What is needed: Whenever the string "document" turns up in a line of the data below, copy that line.

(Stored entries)
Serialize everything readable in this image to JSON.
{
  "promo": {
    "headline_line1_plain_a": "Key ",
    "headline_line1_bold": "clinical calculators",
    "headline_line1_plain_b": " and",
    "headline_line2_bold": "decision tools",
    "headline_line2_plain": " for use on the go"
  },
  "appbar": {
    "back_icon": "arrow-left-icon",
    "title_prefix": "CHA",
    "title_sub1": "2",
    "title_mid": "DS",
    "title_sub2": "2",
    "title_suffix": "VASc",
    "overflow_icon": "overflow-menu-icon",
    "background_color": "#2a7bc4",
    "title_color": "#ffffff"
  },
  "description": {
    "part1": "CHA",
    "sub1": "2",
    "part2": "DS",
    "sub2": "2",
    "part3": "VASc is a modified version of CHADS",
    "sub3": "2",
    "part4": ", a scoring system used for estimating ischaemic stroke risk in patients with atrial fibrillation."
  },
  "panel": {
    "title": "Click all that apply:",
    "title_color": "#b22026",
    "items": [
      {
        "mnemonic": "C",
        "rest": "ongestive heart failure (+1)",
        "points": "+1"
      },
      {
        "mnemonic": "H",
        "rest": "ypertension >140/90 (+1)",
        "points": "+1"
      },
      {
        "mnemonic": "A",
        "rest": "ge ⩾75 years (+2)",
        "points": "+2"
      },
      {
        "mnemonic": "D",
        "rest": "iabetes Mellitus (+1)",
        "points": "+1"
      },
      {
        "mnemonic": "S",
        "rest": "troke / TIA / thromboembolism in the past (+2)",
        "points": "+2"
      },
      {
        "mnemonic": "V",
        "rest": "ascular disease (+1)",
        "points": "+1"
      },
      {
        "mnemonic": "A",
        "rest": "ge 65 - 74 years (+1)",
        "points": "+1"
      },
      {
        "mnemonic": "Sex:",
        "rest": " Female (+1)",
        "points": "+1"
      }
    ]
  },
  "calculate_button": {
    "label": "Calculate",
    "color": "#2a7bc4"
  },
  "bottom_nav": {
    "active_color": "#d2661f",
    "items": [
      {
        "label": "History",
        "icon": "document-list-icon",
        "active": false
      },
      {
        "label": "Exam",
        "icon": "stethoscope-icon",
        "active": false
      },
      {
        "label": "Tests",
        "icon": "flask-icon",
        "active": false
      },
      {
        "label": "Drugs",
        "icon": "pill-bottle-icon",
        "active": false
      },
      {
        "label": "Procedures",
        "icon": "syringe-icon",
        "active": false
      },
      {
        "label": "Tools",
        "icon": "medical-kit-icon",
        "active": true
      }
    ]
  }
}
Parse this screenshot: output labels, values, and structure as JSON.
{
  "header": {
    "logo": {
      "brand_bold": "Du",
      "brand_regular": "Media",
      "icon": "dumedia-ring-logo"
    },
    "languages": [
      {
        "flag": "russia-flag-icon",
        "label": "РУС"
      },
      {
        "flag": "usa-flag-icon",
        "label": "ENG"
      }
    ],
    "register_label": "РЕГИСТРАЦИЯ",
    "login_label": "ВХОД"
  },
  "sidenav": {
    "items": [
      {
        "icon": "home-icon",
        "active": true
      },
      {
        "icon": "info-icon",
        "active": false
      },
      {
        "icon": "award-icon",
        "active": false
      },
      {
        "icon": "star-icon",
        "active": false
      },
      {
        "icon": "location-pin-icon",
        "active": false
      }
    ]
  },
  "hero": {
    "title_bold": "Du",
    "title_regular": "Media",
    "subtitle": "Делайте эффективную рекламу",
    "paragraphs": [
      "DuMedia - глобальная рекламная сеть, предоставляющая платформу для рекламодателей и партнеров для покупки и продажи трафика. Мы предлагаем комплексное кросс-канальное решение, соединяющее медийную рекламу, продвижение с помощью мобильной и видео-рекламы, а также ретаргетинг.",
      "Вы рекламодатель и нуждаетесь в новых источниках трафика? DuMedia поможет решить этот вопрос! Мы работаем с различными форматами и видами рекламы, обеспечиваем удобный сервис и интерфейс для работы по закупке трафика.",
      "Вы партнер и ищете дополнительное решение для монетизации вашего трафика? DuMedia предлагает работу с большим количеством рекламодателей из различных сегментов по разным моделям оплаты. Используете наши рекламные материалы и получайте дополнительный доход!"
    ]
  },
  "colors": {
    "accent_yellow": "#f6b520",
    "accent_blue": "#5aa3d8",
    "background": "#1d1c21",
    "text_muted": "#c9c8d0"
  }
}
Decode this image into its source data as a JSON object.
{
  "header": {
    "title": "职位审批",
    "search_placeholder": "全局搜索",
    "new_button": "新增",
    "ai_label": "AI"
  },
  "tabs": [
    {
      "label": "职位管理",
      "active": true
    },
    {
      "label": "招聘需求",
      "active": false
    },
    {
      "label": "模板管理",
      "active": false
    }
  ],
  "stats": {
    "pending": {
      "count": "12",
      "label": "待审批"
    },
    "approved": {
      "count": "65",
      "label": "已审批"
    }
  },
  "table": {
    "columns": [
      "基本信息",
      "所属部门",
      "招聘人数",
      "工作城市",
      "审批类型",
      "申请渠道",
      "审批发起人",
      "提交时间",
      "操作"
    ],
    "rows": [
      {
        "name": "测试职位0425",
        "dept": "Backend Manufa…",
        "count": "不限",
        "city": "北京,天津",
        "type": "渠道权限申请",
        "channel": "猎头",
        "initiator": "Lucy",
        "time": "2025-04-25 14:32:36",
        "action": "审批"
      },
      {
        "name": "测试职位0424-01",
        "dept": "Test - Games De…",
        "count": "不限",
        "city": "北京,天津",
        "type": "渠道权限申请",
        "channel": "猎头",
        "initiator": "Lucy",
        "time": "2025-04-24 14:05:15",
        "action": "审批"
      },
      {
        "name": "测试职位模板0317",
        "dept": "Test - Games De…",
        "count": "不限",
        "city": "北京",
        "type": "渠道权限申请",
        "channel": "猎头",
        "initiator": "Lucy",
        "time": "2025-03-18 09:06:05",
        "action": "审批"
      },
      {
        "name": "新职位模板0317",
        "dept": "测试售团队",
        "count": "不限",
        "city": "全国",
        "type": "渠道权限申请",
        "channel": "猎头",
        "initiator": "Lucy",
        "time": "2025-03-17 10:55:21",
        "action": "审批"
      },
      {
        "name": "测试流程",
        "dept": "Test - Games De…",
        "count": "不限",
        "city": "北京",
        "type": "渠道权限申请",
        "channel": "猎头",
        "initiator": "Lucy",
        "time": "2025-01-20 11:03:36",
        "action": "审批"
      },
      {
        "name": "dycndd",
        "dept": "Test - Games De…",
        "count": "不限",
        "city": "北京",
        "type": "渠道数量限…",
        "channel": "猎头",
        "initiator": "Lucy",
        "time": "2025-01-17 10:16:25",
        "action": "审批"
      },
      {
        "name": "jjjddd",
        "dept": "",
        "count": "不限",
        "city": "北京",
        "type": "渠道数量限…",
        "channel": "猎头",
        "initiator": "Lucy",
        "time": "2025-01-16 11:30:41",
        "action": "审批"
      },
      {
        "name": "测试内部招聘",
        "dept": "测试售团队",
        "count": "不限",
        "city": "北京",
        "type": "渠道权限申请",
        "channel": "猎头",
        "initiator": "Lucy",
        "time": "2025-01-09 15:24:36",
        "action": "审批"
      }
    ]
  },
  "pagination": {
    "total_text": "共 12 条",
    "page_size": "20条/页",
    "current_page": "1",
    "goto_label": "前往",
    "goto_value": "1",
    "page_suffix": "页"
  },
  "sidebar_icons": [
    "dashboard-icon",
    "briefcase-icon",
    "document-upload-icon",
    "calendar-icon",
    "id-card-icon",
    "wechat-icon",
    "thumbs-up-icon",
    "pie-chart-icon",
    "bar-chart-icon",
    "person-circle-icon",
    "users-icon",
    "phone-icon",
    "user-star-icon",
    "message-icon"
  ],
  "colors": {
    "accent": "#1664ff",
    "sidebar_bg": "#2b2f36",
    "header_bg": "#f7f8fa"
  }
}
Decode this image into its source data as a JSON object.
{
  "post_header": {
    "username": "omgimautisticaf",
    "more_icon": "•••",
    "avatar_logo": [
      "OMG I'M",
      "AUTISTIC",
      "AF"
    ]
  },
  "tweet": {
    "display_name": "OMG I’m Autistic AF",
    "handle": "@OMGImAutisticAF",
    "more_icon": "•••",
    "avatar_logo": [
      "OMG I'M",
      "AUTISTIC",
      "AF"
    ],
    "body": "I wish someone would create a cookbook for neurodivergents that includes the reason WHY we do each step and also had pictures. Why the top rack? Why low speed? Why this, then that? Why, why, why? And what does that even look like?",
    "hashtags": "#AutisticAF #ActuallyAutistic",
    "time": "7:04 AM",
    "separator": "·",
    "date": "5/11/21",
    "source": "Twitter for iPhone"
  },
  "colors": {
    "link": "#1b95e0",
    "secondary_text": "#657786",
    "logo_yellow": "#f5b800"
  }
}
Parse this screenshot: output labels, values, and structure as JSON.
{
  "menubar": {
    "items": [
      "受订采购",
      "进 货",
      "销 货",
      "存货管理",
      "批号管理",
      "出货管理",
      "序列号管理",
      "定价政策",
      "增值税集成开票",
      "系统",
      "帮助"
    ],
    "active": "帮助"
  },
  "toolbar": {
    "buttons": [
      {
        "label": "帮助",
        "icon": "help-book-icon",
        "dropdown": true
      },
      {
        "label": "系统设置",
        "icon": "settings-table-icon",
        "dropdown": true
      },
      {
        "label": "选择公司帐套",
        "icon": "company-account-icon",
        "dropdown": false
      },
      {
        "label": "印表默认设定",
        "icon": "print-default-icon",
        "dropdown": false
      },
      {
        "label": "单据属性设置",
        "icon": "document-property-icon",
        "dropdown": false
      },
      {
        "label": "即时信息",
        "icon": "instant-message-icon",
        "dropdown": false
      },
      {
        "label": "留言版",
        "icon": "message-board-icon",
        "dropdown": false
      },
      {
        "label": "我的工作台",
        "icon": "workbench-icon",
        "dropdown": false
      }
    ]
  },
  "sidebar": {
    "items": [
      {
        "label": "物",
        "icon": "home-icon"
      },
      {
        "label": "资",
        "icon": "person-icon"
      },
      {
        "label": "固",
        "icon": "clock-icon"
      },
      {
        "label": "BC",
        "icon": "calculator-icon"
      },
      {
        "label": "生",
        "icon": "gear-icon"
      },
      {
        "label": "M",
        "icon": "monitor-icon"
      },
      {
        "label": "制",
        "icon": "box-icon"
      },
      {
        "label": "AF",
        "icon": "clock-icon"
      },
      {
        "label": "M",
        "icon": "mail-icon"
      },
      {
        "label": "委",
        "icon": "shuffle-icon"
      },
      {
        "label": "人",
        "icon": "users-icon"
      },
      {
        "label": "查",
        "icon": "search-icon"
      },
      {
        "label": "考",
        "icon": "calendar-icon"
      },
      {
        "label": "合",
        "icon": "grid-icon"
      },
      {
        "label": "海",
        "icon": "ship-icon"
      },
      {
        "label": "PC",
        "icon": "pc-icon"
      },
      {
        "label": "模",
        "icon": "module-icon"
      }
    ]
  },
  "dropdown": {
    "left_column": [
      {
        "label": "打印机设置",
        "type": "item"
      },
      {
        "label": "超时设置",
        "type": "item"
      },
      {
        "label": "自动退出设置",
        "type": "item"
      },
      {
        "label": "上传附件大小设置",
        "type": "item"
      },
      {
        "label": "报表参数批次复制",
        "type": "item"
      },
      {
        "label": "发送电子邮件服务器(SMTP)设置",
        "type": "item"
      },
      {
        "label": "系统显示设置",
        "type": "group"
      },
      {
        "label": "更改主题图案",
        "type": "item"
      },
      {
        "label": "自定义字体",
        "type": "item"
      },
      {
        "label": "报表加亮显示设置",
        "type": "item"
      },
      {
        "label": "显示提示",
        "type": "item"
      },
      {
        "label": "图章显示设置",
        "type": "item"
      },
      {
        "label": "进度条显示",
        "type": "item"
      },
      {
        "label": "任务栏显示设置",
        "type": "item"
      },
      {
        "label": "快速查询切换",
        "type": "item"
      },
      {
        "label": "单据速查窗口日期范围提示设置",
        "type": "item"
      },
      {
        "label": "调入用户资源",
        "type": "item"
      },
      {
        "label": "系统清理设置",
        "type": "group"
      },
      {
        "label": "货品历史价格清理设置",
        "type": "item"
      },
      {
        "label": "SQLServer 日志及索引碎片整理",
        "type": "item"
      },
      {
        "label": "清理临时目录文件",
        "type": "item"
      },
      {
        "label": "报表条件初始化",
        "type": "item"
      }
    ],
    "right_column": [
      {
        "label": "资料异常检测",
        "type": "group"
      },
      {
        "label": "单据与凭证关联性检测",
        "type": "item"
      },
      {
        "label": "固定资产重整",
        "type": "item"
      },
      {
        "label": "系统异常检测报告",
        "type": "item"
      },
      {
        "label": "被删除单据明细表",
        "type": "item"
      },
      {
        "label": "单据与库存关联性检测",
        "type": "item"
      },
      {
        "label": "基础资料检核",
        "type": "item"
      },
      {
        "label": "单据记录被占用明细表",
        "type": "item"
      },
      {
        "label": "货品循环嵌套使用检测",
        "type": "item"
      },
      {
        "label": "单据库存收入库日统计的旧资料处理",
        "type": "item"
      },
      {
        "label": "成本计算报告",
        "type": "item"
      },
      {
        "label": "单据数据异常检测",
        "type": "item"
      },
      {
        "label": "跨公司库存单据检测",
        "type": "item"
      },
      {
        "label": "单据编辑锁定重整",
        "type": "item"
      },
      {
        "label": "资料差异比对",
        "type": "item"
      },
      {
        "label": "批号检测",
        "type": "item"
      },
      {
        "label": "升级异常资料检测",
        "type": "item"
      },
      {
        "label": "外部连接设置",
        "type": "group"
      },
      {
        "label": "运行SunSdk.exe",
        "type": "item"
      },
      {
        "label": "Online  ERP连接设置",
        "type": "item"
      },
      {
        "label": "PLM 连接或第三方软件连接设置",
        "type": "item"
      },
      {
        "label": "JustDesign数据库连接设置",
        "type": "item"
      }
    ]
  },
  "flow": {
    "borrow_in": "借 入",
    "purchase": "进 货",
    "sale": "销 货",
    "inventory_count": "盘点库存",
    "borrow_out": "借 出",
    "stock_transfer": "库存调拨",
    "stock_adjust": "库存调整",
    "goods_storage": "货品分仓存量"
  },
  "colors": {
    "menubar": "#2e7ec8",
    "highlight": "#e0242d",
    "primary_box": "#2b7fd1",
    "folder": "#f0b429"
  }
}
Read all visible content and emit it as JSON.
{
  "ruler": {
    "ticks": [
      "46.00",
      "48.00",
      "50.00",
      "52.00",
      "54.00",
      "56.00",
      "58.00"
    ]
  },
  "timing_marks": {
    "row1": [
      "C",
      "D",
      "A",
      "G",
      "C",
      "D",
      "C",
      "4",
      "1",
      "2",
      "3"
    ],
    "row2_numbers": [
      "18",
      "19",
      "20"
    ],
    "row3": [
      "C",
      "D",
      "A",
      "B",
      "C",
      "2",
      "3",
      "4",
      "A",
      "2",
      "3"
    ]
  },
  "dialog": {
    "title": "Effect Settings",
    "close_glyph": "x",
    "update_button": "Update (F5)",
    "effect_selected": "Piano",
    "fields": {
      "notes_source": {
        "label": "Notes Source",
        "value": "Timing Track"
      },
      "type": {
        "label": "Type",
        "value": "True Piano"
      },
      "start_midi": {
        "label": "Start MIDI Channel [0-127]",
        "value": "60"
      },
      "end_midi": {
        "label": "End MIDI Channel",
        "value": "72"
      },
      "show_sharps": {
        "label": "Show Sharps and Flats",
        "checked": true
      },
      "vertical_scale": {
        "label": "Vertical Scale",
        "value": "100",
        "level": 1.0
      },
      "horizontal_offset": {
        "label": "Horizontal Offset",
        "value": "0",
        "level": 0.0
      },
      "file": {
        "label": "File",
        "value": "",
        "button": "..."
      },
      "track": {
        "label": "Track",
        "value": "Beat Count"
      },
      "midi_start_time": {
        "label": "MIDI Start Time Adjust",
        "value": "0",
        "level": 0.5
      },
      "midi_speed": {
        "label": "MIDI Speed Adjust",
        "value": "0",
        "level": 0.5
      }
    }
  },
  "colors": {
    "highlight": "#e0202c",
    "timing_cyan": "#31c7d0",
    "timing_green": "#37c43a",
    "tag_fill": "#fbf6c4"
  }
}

Solved problem:
        "icon": "document-list-icon",
    "document-upload-icon",
        "icon": "document-property-icon",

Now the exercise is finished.